### [Requirement]
Which lines in the records below contain the word "label"? Report each of them.
+===+
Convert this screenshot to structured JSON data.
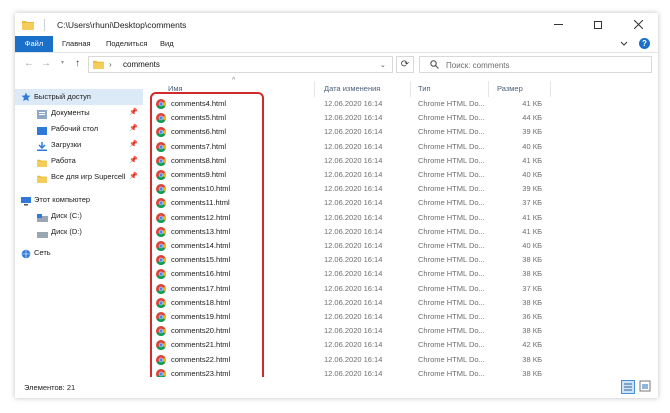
{
  "window": {
    "title": "C:\\Users\\rhuni\\Desktop\\comments"
  },
  "ribbon": {
    "tabs": [
      "Файл",
      "Главная",
      "Поделиться",
      "Вид"
    ]
  },
  "address": {
    "path": "comments"
  },
  "search": {
    "placeholder": "Поиск: comments"
  },
  "sidebar": {
    "items": [
      {
        "label": "Быстрый доступ",
        "icon": "star-icon"
      },
      {
        "label": "Документы",
        "icon": "documents-icon"
      },
      {
        "label": "Рабочий стол",
        "icon": "desktop-icon"
      },
      {
        "label": "Загрузки",
        "icon": "downloads-icon"
      },
      {
        "label": "Работа",
        "icon": "folder-icon"
      },
      {
        "label": "Все для игр Supercell",
        "icon": "folder-icon"
      },
      {
        "label": "Этот компьютер",
        "icon": "computer-icon"
      },
      {
        "label": "Диск (C:)",
        "icon": "drive-icon"
      },
      {
        "label": "Диск (D:)",
        "icon": "drive-icon"
      },
      {
        "label": "Сеть",
        "icon": "network-icon"
      }
    ]
  },
  "columns": {
    "name": "Имя",
    "date": "Дата изменения",
    "type": "Тип",
    "size": "Размер"
  },
  "files": [
    {
      "name": "comments4.html",
      "date": "12.06.2020 16:14",
      "type": "Chrome HTML Do...",
      "size": "41 КБ"
    },
    {
      "name": "comments5.html",
      "date": "12.06.2020 16:14",
      "type": "Chrome HTML Do...",
      "size": "44 КБ"
    },
    {
      "name": "comments6.html",
      "date": "12.06.2020 16:14",
      "type": "Chrome HTML Do...",
      "size": "39 КБ"
    },
    {
      "name": "comments7.html",
      "date": "12.06.2020 16:14",
      "type": "Chrome HTML Do...",
      "size": "40 КБ"
    },
    {
      "name": "comments8.html",
      "date": "12.06.2020 16:14",
      "type": "Chrome HTML Do...",
      "size": "41 КБ"
    },
    {
      "name": "comments9.html",
      "date": "12.06.2020 16:14",
      "type": "Chrome HTML Do...",
      "size": "40 КБ"
    },
    {
      "name": "comments10.html",
      "date": "12.06.2020 16:14",
      "type": "Chrome HTML Do...",
      "size": "39 КБ"
    },
    {
      "name": "comments11.html",
      "date": "12.06.2020 16:14",
      "type": "Chrome HTML Do...",
      "size": "37 КБ"
    },
    {
      "name": "comments12.html",
      "date": "12.06.2020 16:14",
      "type": "Chrome HTML Do...",
      "size": "41 КБ"
    },
    {
      "name": "comments13.html",
      "date": "12.06.2020 16:14",
      "type": "Chrome HTML Do...",
      "size": "41 КБ"
    },
    {
      "name": "comments14.html",
      "date": "12.06.2020 16:14",
      "type": "Chrome HTML Do...",
      "size": "40 КБ"
    },
    {
      "name": "comments15.html",
      "date": "12.06.2020 16:14",
      "type": "Chrome HTML Do...",
      "size": "38 КБ"
    },
    {
      "name": "comments16.html",
      "date": "12.06.2020 16:14",
      "type": "Chrome HTML Do...",
      "size": "38 КБ"
    },
    {
      "name": "comments17.html",
      "date": "12.06.2020 16:14",
      "type": "Chrome HTML Do...",
      "size": "37 КБ"
    },
    {
      "name": "comments18.html",
      "date": "12.06.2020 16:14",
      "type": "Chrome HTML Do...",
      "size": "38 КБ"
    },
    {
      "name": "comments19.html",
      "date": "12.06.2020 16:14",
      "type": "Chrome HTML Do...",
      "size": "36 КБ"
    },
    {
      "name": "comments20.html",
      "date": "12.06.2020 16:14",
      "type": "Chrome HTML Do...",
      "size": "38 КБ"
    },
    {
      "name": "comments21.html",
      "date": "12.06.2020 16:14",
      "type": "Chrome HTML Do...",
      "size": "42 КБ"
    },
    {
      "name": "comments22.html",
      "date": "12.06.2020 16:14",
      "type": "Chrome HTML Do...",
      "size": "38 КБ"
    },
    {
      "name": "comments23.html",
      "date": "12.06.2020 16:14",
      "type": "Chrome HTML Do...",
      "size": "38 КБ"
    }
  ],
  "status": {
    "count": "Элементов: 21"
  },
  "colors": {
    "accent": "#1a6fc9",
    "highlight": "#cf2b2b",
    "selection": "#dce9f7"
  }
}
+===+
### [Written solution]
        "label": "Быстрый доступ",
        "label": "Документы",
        "label": "Рабочий стол",
        "label": "Загрузки",
        "label": "Работа",
        "label": "Все для игр Supercell",
        "label": "Этот компьютер",
        "label": "Диск (C:)",
        "label": "Диск (D:)",
        "label": "Сеть",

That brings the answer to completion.